Changes for Greenbuild Boston
For this year’s Greenbuild in Boston, conference organizers will make wholesale changes that will create a smoother, more predictable, and richer experience.
The Greenbuild International Conference & Expo has experienced tremendous growth since its inception in 2002. If you were with us last year in Chicago, you saw firsthand the overflowing crowds at President Clinton’s opening plenary session, many of the educational sessions, and at the registration desk. We were thrilled that so many people chose to spend those days with us, but we shared your frustration over the long lines and many sold out sessions. For this year’s Greenbuild in Boston, conference organizers will make wholesale changes that will create a smoother, more predictable, and richer experience.
Among those changes are:
* Self-service kiosks for session and conference registration
* Ticketless entry to events%%MDASSML%%your name badge is all you need
* More room, including 50% more exhibit space, additional educational session space, and more registration counters
* Access to the plenary sessions, expo hall, opening reception, and leadership awards for all full conference attendees
* Pre-registration for educational sessions—more than 100 in all.
The attendance at last year’s Greenbuild in Chicago (22,726 people) was a nearly 75% increase over Greenbuild 2006 in Denver. While we had experienced steady annual growth at Greenbuild, even we were in awe of the numbers of people who came to Chicago. At the time, USGBC president and CEO Rick Fedrizzi compared Greenbuild 2007 to Woodstock, when the fences came down and the stream of people never stopped. Although that was tremendously exciting, it was also a sign that the time had come to rethink Greenbuild for Boston.
This year, Greenbuild attendees will have the entire Boston Convention and Exhibition Center to themselves. There will be more breakout rooms than ever for Greenbuild’s educational sessions and the General Session Hall is designated to accommodate all full conference attendees. The exhibition hall will be 50% larger, with more than 300,000 sq. ft of exhibition space—enough to comfortably hold the conference’s more than 1,400 booths showcasing leading-edge green products, processes, and technologies. Responding to attendee survey results, the Greenbuild agenda will also feature longer breaks for exploring the exhibit hall.
You’ll also want to use those breaks to plan your educational sessions. The sessions have been selected through a peer-review process from among more than 1,000 abstracts. The results include new session tracks and Master Speaker presentations on topics including green venture investing, planning for the impacts of climate change regulation on real estate valuation, and a new educational track entitled “People Power” that examines topics such as diversity, affordability, and green building in the developing world. For the first time, you will be able to reserve a seat for all sessions and see the speakers you most want to see. Pre-registration is now open.
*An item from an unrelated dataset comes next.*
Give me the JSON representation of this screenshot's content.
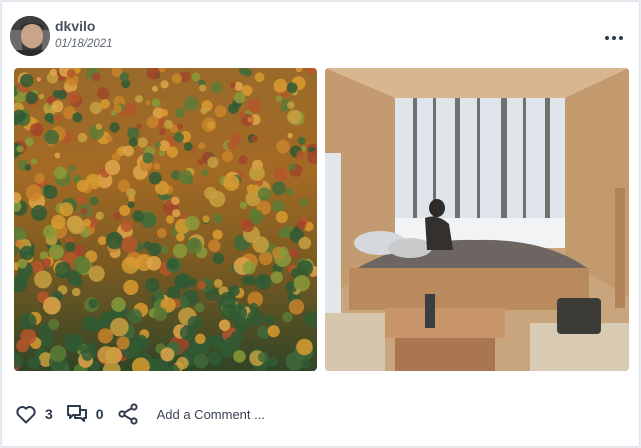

Case Study Database
Get more exposure for your case study by uploading it to the Plant Engineering case study database, where end-users can identify relevant solutions and explore what the experts are doing to effectively implement a variety of technology and productivity related projects.
These case studies provide examples of how knowledgeable solution providers have used technology, processes and people to create effective and successful implementations in real-world situations. Case studies can be completed by filling out a simple online form where you can outline the project title, abstract, and full story in 1500 words or less; upload photos, videos and a logo.
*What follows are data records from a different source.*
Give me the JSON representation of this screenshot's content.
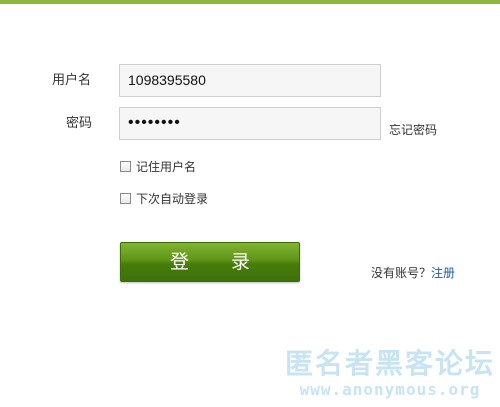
{
  "form": {
    "username_label": "用户名",
    "username_value": "1098395580",
    "password_label": "密码",
    "password_value": "••••••••",
    "forgot_password": "忘记密码",
    "remember_username": "记住用户名",
    "auto_login": "下次自动登录",
    "login_button": "登 录",
    "no_account_text": "没有账号？",
    "register_link": "注册"
  },
  "watermark": {
    "chinese": "匿名者黑客论坛",
    "url": "www.anonymous.org"
  },
  "colors": {
    "top_bar": "#8cb63c",
    "button_green": "#4f8a10",
    "link_blue": "#1f5ea8"
  }
}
Click here to visit the Case Study Database and upload your case study.
2012 Salary Survey
In a year when manufacturing continued to lead the economic rebound, it makes sense that plant manager bonuses rebounded. Plant Engineering’s annual Salary Survey shows both wages and bonuses rose in 2012 after a retreat the year before.
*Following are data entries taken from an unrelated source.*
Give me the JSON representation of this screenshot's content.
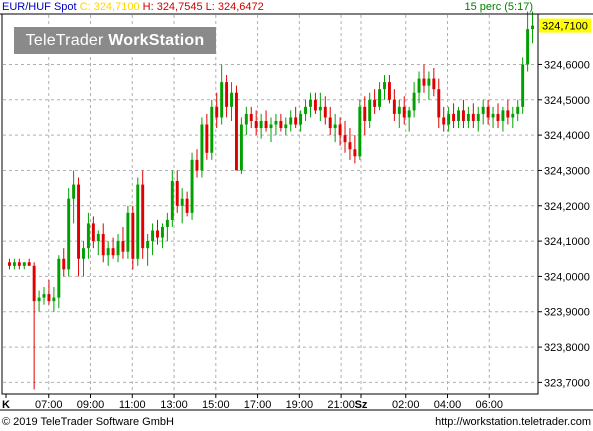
{
  "header": {
    "symbol": "EUR/HUF Spot",
    "close_label": "C: 324,7100",
    "high_label": "H: 324,7545",
    "low_label": "L: 324,6472",
    "interval": "15 perc (5:17)"
  },
  "logo": {
    "part1": "TeleTrader",
    "part2": "WorkStation"
  },
  "footer": {
    "copyright": "© 2019 TeleTrader Software GmbH",
    "url": "http://workstation.teletrader.com"
  },
  "colors": {
    "up": "#00a000",
    "down": "#e00000",
    "grid": "#b0b0b0",
    "last_price_bg": "#ffff00"
  },
  "chart_data": {
    "type": "candlestick",
    "ylim": [
      323.67,
      324.74
    ],
    "yticks": [
      "324,6000",
      "324,5000",
      "324,4000",
      "324,3000",
      "324,2000",
      "324,1000",
      "324,0000",
      "323,9000",
      "323,8000",
      "323,7000"
    ],
    "ytick_values": [
      324.6,
      324.5,
      324.4,
      324.3,
      324.2,
      324.1,
      324.0,
      323.9,
      323.8,
      323.7
    ],
    "last_price": 324.71,
    "last_price_label": "324,7100",
    "xlabels": [
      "K",
      "07:00",
      "09:00",
      "11:00",
      "13:00",
      "15:00",
      "17:00",
      "19:00",
      "21:00",
      "Sz",
      "02:00",
      "04:00",
      "06:00"
    ],
    "candles": [
      {
        "o": 324.04,
        "h": 324.05,
        "l": 324.02,
        "c": 324.03
      },
      {
        "o": 324.03,
        "h": 324.05,
        "l": 324.02,
        "c": 324.04
      },
      {
        "o": 324.04,
        "h": 324.05,
        "l": 324.02,
        "c": 324.03
      },
      {
        "o": 324.03,
        "h": 324.04,
        "l": 324.02,
        "c": 324.04
      },
      {
        "o": 324.04,
        "h": 324.05,
        "l": 324.03,
        "c": 324.03
      },
      {
        "o": 324.03,
        "h": 324.04,
        "l": 323.68,
        "c": 323.93
      },
      {
        "o": 323.93,
        "h": 323.96,
        "l": 323.9,
        "c": 323.94
      },
      {
        "o": 323.94,
        "h": 323.97,
        "l": 323.92,
        "c": 323.95
      },
      {
        "o": 323.95,
        "h": 323.99,
        "l": 323.92,
        "c": 323.93
      },
      {
        "o": 323.93,
        "h": 323.97,
        "l": 323.9,
        "c": 323.94
      },
      {
        "o": 323.94,
        "h": 324.06,
        "l": 323.91,
        "c": 324.05
      },
      {
        "o": 324.05,
        "h": 324.08,
        "l": 324.0,
        "c": 324.02
      },
      {
        "o": 324.02,
        "h": 324.25,
        "l": 324.0,
        "c": 324.22
      },
      {
        "o": 324.22,
        "h": 324.3,
        "l": 324.15,
        "c": 324.26
      },
      {
        "o": 324.26,
        "h": 324.28,
        "l": 324.0,
        "c": 324.05
      },
      {
        "o": 324.05,
        "h": 324.1,
        "l": 324.0,
        "c": 324.08
      },
      {
        "o": 324.08,
        "h": 324.18,
        "l": 324.05,
        "c": 324.15
      },
      {
        "o": 324.15,
        "h": 324.17,
        "l": 324.08,
        "c": 324.1
      },
      {
        "o": 324.1,
        "h": 324.13,
        "l": 324.06,
        "c": 324.12
      },
      {
        "o": 324.12,
        "h": 324.15,
        "l": 324.04,
        "c": 324.06
      },
      {
        "o": 324.06,
        "h": 324.1,
        "l": 324.03,
        "c": 324.08
      },
      {
        "o": 324.08,
        "h": 324.11,
        "l": 324.05,
        "c": 324.06
      },
      {
        "o": 324.06,
        "h": 324.12,
        "l": 324.04,
        "c": 324.1
      },
      {
        "o": 324.1,
        "h": 324.14,
        "l": 324.05,
        "c": 324.07
      },
      {
        "o": 324.07,
        "h": 324.2,
        "l": 324.05,
        "c": 324.18
      },
      {
        "o": 324.18,
        "h": 324.2,
        "l": 324.02,
        "c": 324.05
      },
      {
        "o": 324.05,
        "h": 324.28,
        "l": 324.03,
        "c": 324.26
      },
      {
        "o": 324.26,
        "h": 324.3,
        "l": 324.05,
        "c": 324.08
      },
      {
        "o": 324.08,
        "h": 324.12,
        "l": 324.03,
        "c": 324.1
      },
      {
        "o": 324.1,
        "h": 324.15,
        "l": 324.06,
        "c": 324.13
      },
      {
        "o": 324.13,
        "h": 324.16,
        "l": 324.09,
        "c": 324.11
      },
      {
        "o": 324.11,
        "h": 324.15,
        "l": 324.08,
        "c": 324.14
      },
      {
        "o": 324.14,
        "h": 324.18,
        "l": 324.1,
        "c": 324.16
      },
      {
        "o": 324.16,
        "h": 324.3,
        "l": 324.14,
        "c": 324.27
      },
      {
        "o": 324.27,
        "h": 324.3,
        "l": 324.18,
        "c": 324.2
      },
      {
        "o": 324.2,
        "h": 324.25,
        "l": 324.15,
        "c": 324.22
      },
      {
        "o": 324.22,
        "h": 324.24,
        "l": 324.17,
        "c": 324.18
      },
      {
        "o": 324.18,
        "h": 324.35,
        "l": 324.16,
        "c": 324.33
      },
      {
        "o": 324.33,
        "h": 324.36,
        "l": 324.28,
        "c": 324.3
      },
      {
        "o": 324.3,
        "h": 324.45,
        "l": 324.28,
        "c": 324.43
      },
      {
        "o": 324.43,
        "h": 324.46,
        "l": 324.33,
        "c": 324.35
      },
      {
        "o": 324.35,
        "h": 324.5,
        "l": 324.33,
        "c": 324.48
      },
      {
        "o": 324.48,
        "h": 324.52,
        "l": 324.42,
        "c": 324.45
      },
      {
        "o": 324.45,
        "h": 324.6,
        "l": 324.43,
        "c": 324.55
      },
      {
        "o": 324.55,
        "h": 324.57,
        "l": 324.45,
        "c": 324.48
      },
      {
        "o": 324.48,
        "h": 324.55,
        "l": 324.44,
        "c": 324.52
      },
      {
        "o": 324.52,
        "h": 324.54,
        "l": 324.3,
        "c": 324.3
      },
      {
        "o": 324.3,
        "h": 324.45,
        "l": 324.29,
        "c": 324.43
      },
      {
        "o": 324.43,
        "h": 324.48,
        "l": 324.4,
        "c": 324.46
      },
      {
        "o": 324.46,
        "h": 324.48,
        "l": 324.42,
        "c": 324.44
      },
      {
        "o": 324.44,
        "h": 324.47,
        "l": 324.4,
        "c": 324.42
      },
      {
        "o": 324.42,
        "h": 324.46,
        "l": 324.39,
        "c": 324.44
      },
      {
        "o": 324.44,
        "h": 324.47,
        "l": 324.41,
        "c": 324.42
      },
      {
        "o": 324.42,
        "h": 324.45,
        "l": 324.38,
        "c": 324.43
      },
      {
        "o": 324.43,
        "h": 324.46,
        "l": 324.4,
        "c": 324.44
      },
      {
        "o": 324.44,
        "h": 324.46,
        "l": 324.41,
        "c": 324.42
      },
      {
        "o": 324.42,
        "h": 324.45,
        "l": 324.4,
        "c": 324.43
      },
      {
        "o": 324.43,
        "h": 324.47,
        "l": 324.41,
        "c": 324.45
      },
      {
        "o": 324.45,
        "h": 324.48,
        "l": 324.42,
        "c": 324.43
      },
      {
        "o": 324.43,
        "h": 324.47,
        "l": 324.41,
        "c": 324.46
      },
      {
        "o": 324.46,
        "h": 324.5,
        "l": 324.44,
        "c": 324.48
      },
      {
        "o": 324.48,
        "h": 324.52,
        "l": 324.45,
        "c": 324.5
      },
      {
        "o": 324.5,
        "h": 324.52,
        "l": 324.46,
        "c": 324.47
      },
      {
        "o": 324.47,
        "h": 324.52,
        "l": 324.44,
        "c": 324.48
      },
      {
        "o": 324.48,
        "h": 324.51,
        "l": 324.43,
        "c": 324.45
      },
      {
        "o": 324.45,
        "h": 324.48,
        "l": 324.4,
        "c": 324.42
      },
      {
        "o": 324.42,
        "h": 324.46,
        "l": 324.38,
        "c": 324.43
      },
      {
        "o": 324.43,
        "h": 324.45,
        "l": 324.37,
        "c": 324.4
      },
      {
        "o": 324.4,
        "h": 324.44,
        "l": 324.35,
        "c": 324.38
      },
      {
        "o": 324.38,
        "h": 324.42,
        "l": 324.33,
        "c": 324.36
      },
      {
        "o": 324.36,
        "h": 324.4,
        "l": 324.32,
        "c": 324.34
      },
      {
        "o": 324.34,
        "h": 324.5,
        "l": 324.33,
        "c": 324.48
      },
      {
        "o": 324.48,
        "h": 324.51,
        "l": 324.4,
        "c": 324.44
      },
      {
        "o": 324.44,
        "h": 324.52,
        "l": 324.42,
        "c": 324.5
      },
      {
        "o": 324.5,
        "h": 324.53,
        "l": 324.46,
        "c": 324.48
      },
      {
        "o": 324.48,
        "h": 324.55,
        "l": 324.47,
        "c": 324.53
      },
      {
        "o": 324.53,
        "h": 324.57,
        "l": 324.5,
        "c": 324.55
      },
      {
        "o": 324.55,
        "h": 324.57,
        "l": 324.49,
        "c": 324.5
      },
      {
        "o": 324.5,
        "h": 324.53,
        "l": 324.44,
        "c": 324.46
      },
      {
        "o": 324.46,
        "h": 324.5,
        "l": 324.42,
        "c": 324.48
      },
      {
        "o": 324.48,
        "h": 324.51,
        "l": 324.43,
        "c": 324.45
      },
      {
        "o": 324.45,
        "h": 324.48,
        "l": 324.41,
        "c": 324.47
      },
      {
        "o": 324.47,
        "h": 324.55,
        "l": 324.45,
        "c": 324.52
      },
      {
        "o": 324.52,
        "h": 324.58,
        "l": 324.49,
        "c": 324.56
      },
      {
        "o": 324.56,
        "h": 324.6,
        "l": 324.52,
        "c": 324.54
      },
      {
        "o": 324.54,
        "h": 324.58,
        "l": 324.5,
        "c": 324.56
      },
      {
        "o": 324.56,
        "h": 324.59,
        "l": 324.51,
        "c": 324.53
      },
      {
        "o": 324.53,
        "h": 324.56,
        "l": 324.42,
        "c": 324.45
      },
      {
        "o": 324.45,
        "h": 324.48,
        "l": 324.41,
        "c": 324.43
      },
      {
        "o": 324.43,
        "h": 324.48,
        "l": 324.41,
        "c": 324.46
      },
      {
        "o": 324.46,
        "h": 324.49,
        "l": 324.42,
        "c": 324.44
      },
      {
        "o": 324.44,
        "h": 324.48,
        "l": 324.42,
        "c": 324.47
      },
      {
        "o": 324.47,
        "h": 324.5,
        "l": 324.42,
        "c": 324.44
      },
      {
        "o": 324.44,
        "h": 324.48,
        "l": 324.42,
        "c": 324.46
      },
      {
        "o": 324.46,
        "h": 324.49,
        "l": 324.42,
        "c": 324.44
      },
      {
        "o": 324.44,
        "h": 324.48,
        "l": 324.41,
        "c": 324.46
      },
      {
        "o": 324.46,
        "h": 324.5,
        "l": 324.43,
        "c": 324.48
      },
      {
        "o": 324.48,
        "h": 324.5,
        "l": 324.43,
        "c": 324.45
      },
      {
        "o": 324.45,
        "h": 324.48,
        "l": 324.42,
        "c": 324.46
      },
      {
        "o": 324.46,
        "h": 324.49,
        "l": 324.42,
        "c": 324.44
      },
      {
        "o": 324.44,
        "h": 324.48,
        "l": 324.41,
        "c": 324.47
      },
      {
        "o": 324.47,
        "h": 324.5,
        "l": 324.43,
        "c": 324.45
      },
      {
        "o": 324.45,
        "h": 324.48,
        "l": 324.42,
        "c": 324.46
      },
      {
        "o": 324.46,
        "h": 324.5,
        "l": 324.44,
        "c": 324.48
      },
      {
        "o": 324.48,
        "h": 324.62,
        "l": 324.46,
        "c": 324.6
      },
      {
        "o": 324.6,
        "h": 324.75,
        "l": 324.58,
        "c": 324.7
      },
      {
        "o": 324.7,
        "h": 324.75,
        "l": 324.66,
        "c": 324.71
      }
    ]
  }
}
Average salary across all job titles for plant floor management rose 3.5% to $95,446, and bonus compensation jumped to $15,162, a 4.2% increase from the 2010 level and double the 2011 total, which showed a sharp drop in bonus.